Look out! The brand-name ground crumbles beneath you!

OK, how’s that for a dramatic headline? Perhaps somewhat more dramatic than the actual news from Datamonitor that inspired it, but I’m not above a little marketing.

Anyway, here’s the scoop from the folks at Datamonitor about the effect of brand erosion in the United States and elsewhere when products stumble (or are pushed) over the edge of the patent cliff, in their own words:

U.S. most susceptible to brand erosion post patent expiry

Small molecule brands in the US experience the greatest degree of brand erosion following patent expiry and exposure to direct generic competition, according to a new report from independent market analyst, Datamonitor.

Following the United States, brand erosion is next most severe in the United Kingdom, Germany and France, with brand erosion the lowest in Australia, Italy, Russia, Spain and Japan.

Brands tended not to experience generic erosion in China following patent expiry since they often face generic competition from the outset, and instead continue to grow both in terms of volume and value.

Maura Musciacco, healthcare analyst at Datamonitor comments: “Brands in the U.S., regarded as the most mature of all generics markets, experienced the greatest degree of brand erosion following patent expiry and exposure to direct generic competition. On average, sales and volume decline by 72% and 70%, respectively, after 6 months of generic competition.

“The key driver for the uptake of generics drugs is the cost-savings they bring, a quality that is undoubtedly even more in demand as the U.S. contemplates adoption of universal healthcare.”

Brand erosion was greater in terms of speed and severity in the hospital setting, most likely reflecting the greater brand loyalty among patients in the retail setting. While in terms of erosion by therapy areas, sales and volume erosion was the greatest among infectious disease, oncology, and cardiovascular small molecule brands.

“Pharma is facing slowing sales growth in the developed pharmaceutical markets, driven by increasing generic competition leading to sales erosion of branded small molecule drugs post patent expiry.

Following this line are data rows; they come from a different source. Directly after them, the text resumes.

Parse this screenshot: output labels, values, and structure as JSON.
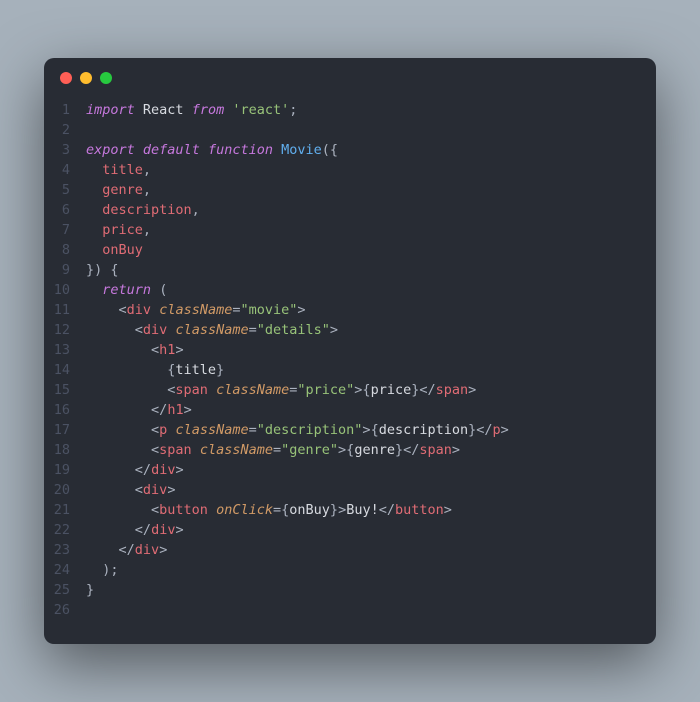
{
  "traffic_lights": {
    "red": "#ff5f56",
    "yellow": "#ffbd2e",
    "green": "#27c93f"
  },
  "line_count": 26,
  "code": {
    "import_kw": "import",
    "react": "React",
    "from_kw": "from",
    "react_str": "'react'",
    "semicolon": ";",
    "export_kw": "export",
    "default_kw": "default",
    "function_kw": "function",
    "func_name": "Movie",
    "lparen": "(",
    "rparen": ")",
    "lbrace": "{",
    "rbrace": "}",
    "comma": ",",
    "param_title": "title",
    "param_genre": "genre",
    "param_description": "description",
    "param_price": "price",
    "param_onBuy": "onBuy",
    "return_kw": "return",
    "div": "div",
    "h1": "h1",
    "span": "span",
    "p": "p",
    "button": "button",
    "className_attr": "className",
    "onClick_attr": "onClick",
    "movie_str": "\"movie\"",
    "details_str": "\"details\"",
    "price_str": "\"price\"",
    "description_str": "\"description\"",
    "genre_str": "\"genre\"",
    "expr_title": "title",
    "expr_price": "price",
    "expr_description": "description",
    "expr_genre": "genre",
    "expr_onBuy": "onBuy",
    "buy_text": "Buy!",
    "lt": "<",
    "gt": ">",
    "slash": "/",
    "eq": "="
  }
}
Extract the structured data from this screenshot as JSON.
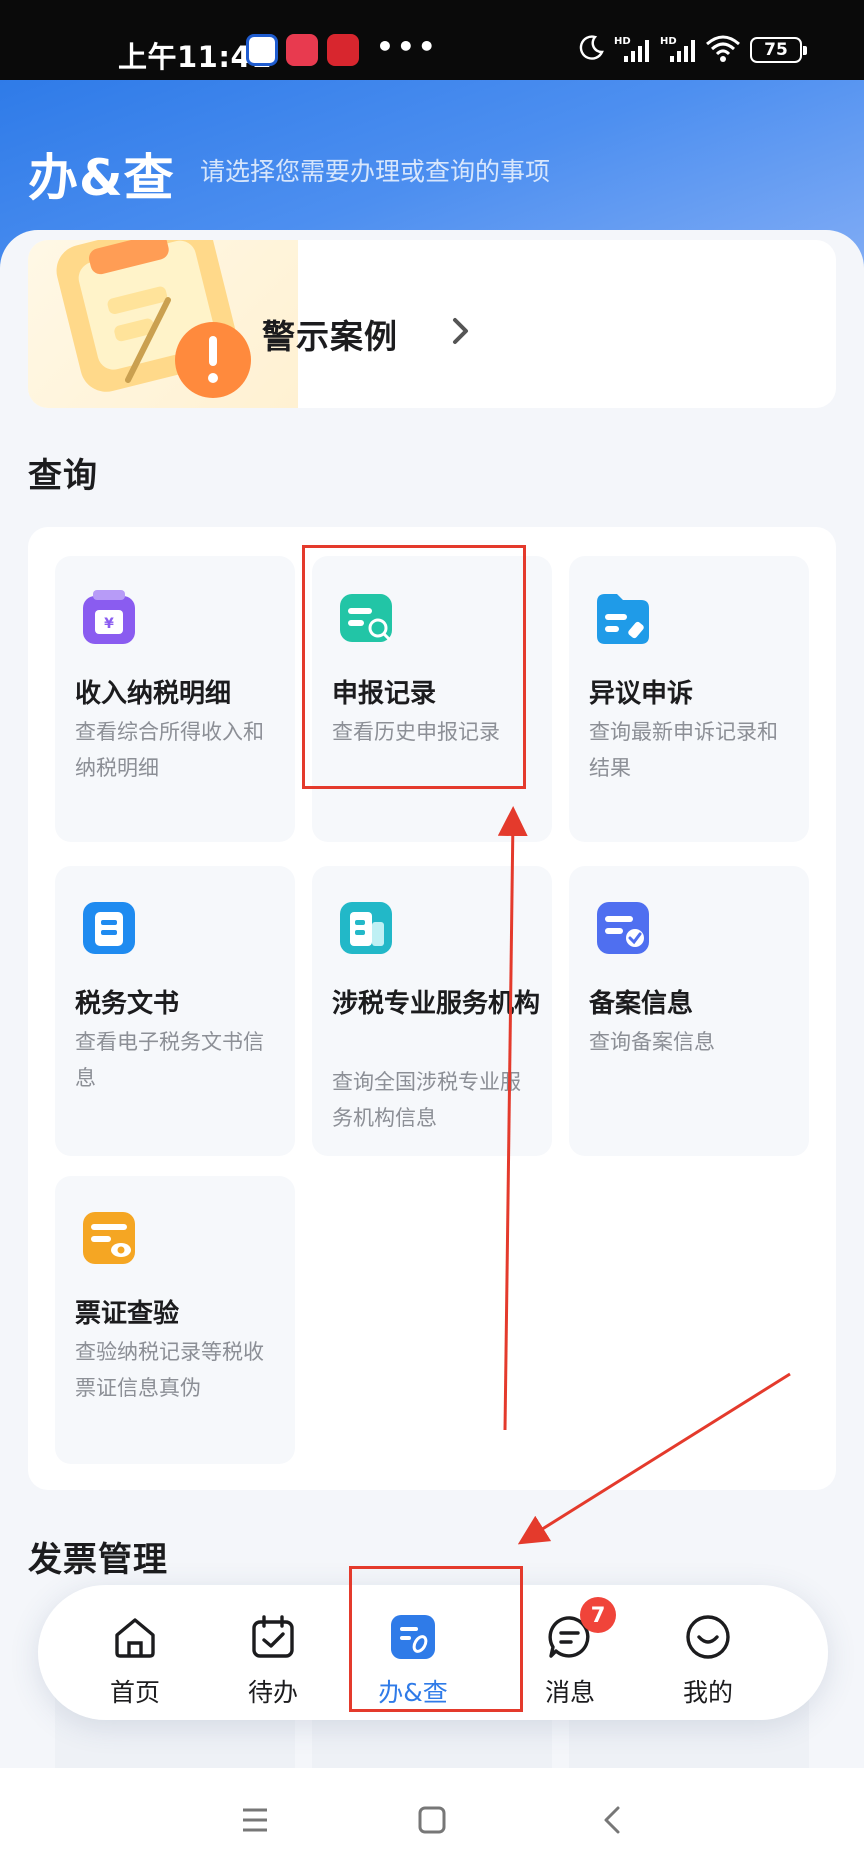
{
  "status_bar": {
    "time": "上午11:41",
    "dots": "•••",
    "battery": "75",
    "icons": [
      "baidu-app-icon",
      "red-app-icon",
      "news-app-icon",
      "moon-icon",
      "hd-signal-icon",
      "hd-signal-icon",
      "wifi-icon",
      "battery-icon"
    ]
  },
  "header": {
    "title": "办&查",
    "subtitle": "请选择您需要办理或查询的事项"
  },
  "banner": {
    "title": "警示案例",
    "arrow": "chevron-right-icon"
  },
  "query_section": {
    "title": "查询",
    "tiles": [
      {
        "title": "收入纳税明细",
        "desc": "查看综合所得收入和纳税明细",
        "icon": "income-wallet-icon",
        "color": "#8a5cf0"
      },
      {
        "title": "申报记录",
        "desc": "查看历史申报记录",
        "icon": "declaration-search-icon",
        "color": "#22c5a6"
      },
      {
        "title": "异议申诉",
        "desc": "查询最新申诉记录和结果",
        "icon": "appeal-folder-icon",
        "color": "#1f9be8"
      },
      {
        "title": "税务文书",
        "desc": "查看电子税务文书信息",
        "icon": "tax-document-icon",
        "color": "#1f8bf0"
      },
      {
        "title": "涉税专业服务机构",
        "desc": "查询全国涉税专业服务机构信息",
        "icon": "service-agency-icon",
        "color": "#22b8c8"
      },
      {
        "title": "备案信息",
        "desc": "查询备案信息",
        "icon": "filing-info-icon",
        "color": "#4f6ff0"
      },
      {
        "title": "票证查验",
        "desc": "查验纳税记录等税收票证信息真伪",
        "icon": "ticket-verify-icon",
        "color": "#f5a623"
      }
    ]
  },
  "invoice_section": {
    "title": "发票管理"
  },
  "bottom_nav": {
    "items": [
      {
        "label": "首页",
        "icon": "home-icon"
      },
      {
        "label": "待办",
        "icon": "calendar-todo-icon"
      },
      {
        "label": "办&查",
        "icon": "handle-query-icon",
        "active": true
      },
      {
        "label": "消息",
        "icon": "message-icon",
        "badge": "7"
      },
      {
        "label": "我的",
        "icon": "profile-smile-icon"
      }
    ]
  },
  "system_nav": {
    "icons": [
      "menu-icon",
      "home-square-icon",
      "back-icon"
    ]
  },
  "colors": {
    "brand_blue": "#2f7be8",
    "annotation_red": "#e43a2c",
    "badge_red": "#f0443a"
  }
}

However, the speed and severity of brand erosion is by no means equal across countries, prescribing setting, therapy area and formulation type; factors which are of key importance when managing and forecasting branded drug sales,” concludes Maura.

January 12, 2011 Posted by | Corporate | , , , , , | Leave a comment